“We believe it’s a comfortable amount of money,” he said. Asked whether he thought more of the Hofgards’ money might be needed, Jordan declined to speculate.
Marc Moskowitz, an attorney who represents one couple who paid $765,000 for a condominium unit in a Columbia Heights rowhouse, said the settlement will not come close to satisfying the entire group of Hofgard home buyers. His clients, Patricia and T.J. Simon, need at least $500,000 to correct their home’s problems, including a master bedroom whose ceiling was vulnerable to collapse. Additionally, Moskowitz said the Simons and others bought homes with additions or designs that need variances from the city’s Board of Zoning Adjustment — a costly, time-consuming process.
The Simons’s three-bedroom home, for instance, has an illegal rear addition that contains two bedrooms and two rear decks — a “pop-back.” Without a zoning variance, Moskowitz said, the couple will have to spend hundreds of thousands of dollars to remove the structure, rendering the home even less valuable for resale because it will have only one bedroom.
Many homeowners have long complained that the D.C. Department of Consumer and Regulatory Affairs (DCRA) did not respond quickly enough to complaints about the Hofgards and that the agency’s reliance on third-party inspections results in approvals for substandard homes.
Racine acknowledged as much. “With respect to some of the inspections and other activity prior to the lawsuit, I think DCRA has frankly acknowledged some mistakes in the past,” he said. “In fact, this has been a significant learning lesson for all of us.”
Matt Orlins, a DCRA spokesman, said in a statement that the agency “expeditiously” reviewed complaints and then “initiated a months-long investigation that resulted in dozens of infraction citations and more than $300,000 in penalties against the Hofgards.”
Brian Jacobson, 45, a website developer who bought a Hofgard home near Petworth, said he is angry that Racine did not consult him or others about the settlement.
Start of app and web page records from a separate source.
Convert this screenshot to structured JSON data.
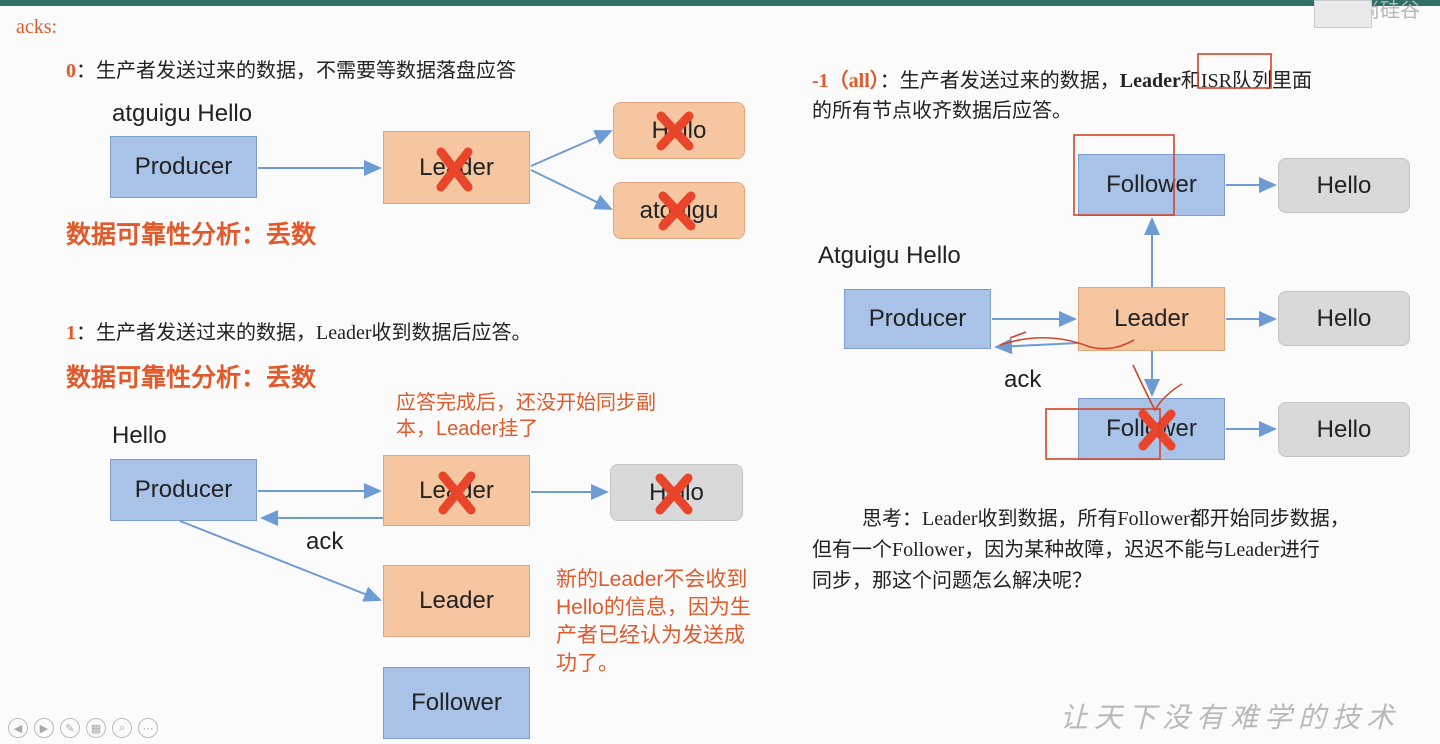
{
  "header": {
    "topright_text": "尚硅谷"
  },
  "acks_label": "acks:",
  "sec0": {
    "number": "0",
    "desc": "：生产者发送过来的数据，不需要等数据落盘应答",
    "msg_label": "atguigu  Hello",
    "producer": "Producer",
    "leader": "Leader",
    "out1": "Hello",
    "out2": "atguigu",
    "reliability": "数据可靠性分析：丢数"
  },
  "sec1": {
    "number": "1",
    "desc": "：生产者发送过来的数据，Leader收到数据后应答。",
    "reliability": "数据可靠性分析：丢数",
    "note_top": "应答完成后，还没开始同步副本，Leader挂了",
    "msg_label": "Hello",
    "producer": "Producer",
    "leader": "Leader",
    "out": "Hello",
    "ack": "ack",
    "new_leader": "Leader",
    "follower": "Follower",
    "note_side": "新的Leader不会收到Hello的信息，因为生产者已经认为发送成功了。"
  },
  "secm1": {
    "number": "-1（all）",
    "desc_a": "：生产者发送过来的数据，",
    "leader_word": "Leader",
    "desc_b": "和ISR队列里面",
    "desc_line2": "的所有节点收齐数据后应答。",
    "msg_label": "Atguigu Hello",
    "producer": "Producer",
    "leader": "Leader",
    "follower_top": "Follower",
    "follower_bottom": "Follower",
    "hello1": "Hello",
    "hello2": "Hello",
    "hello3": "Hello",
    "ack": "ack",
    "think_line1": "思考：Leader收到数据，所有Follower都开始同步数据，",
    "think_line2": "但有一个Follower，因为某种故障，迟迟不能与Leader进行",
    "think_line3": "同步，那这个问题怎么解决呢？"
  },
  "watermark": "让天下没有难学的技术",
  "colors": {
    "accent_red": "#e05a2b",
    "producer_blue": "#a9c2e8",
    "leader_orange": "#f6c6a0",
    "grey": "#d9d9d9",
    "arrow": "#6f9bd4"
  }
}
Jacobson, who is suing the Hofgards for more than $1 million in federal court, worries that the couple will delay making any payments, especially if more than $1.3 million is needed.
“We received an estimate that to fix our house would cost between $450,000 to $500,000,” said Jacobson, whose home came with unsafe lighting, a malfunctioning heating-and-cooling system, and an illegal second kitchen in the basement. “If you look at $1.3 million and divided it by 19 properties, it’s not enough to get an architect to make a drawing.”
Marus, the attorney general’s spokesman, said legal negotiations between the city and the Hofgards had to be kept confidential.
“These consumers under the settlement will get everything they’re entitled to,” he said.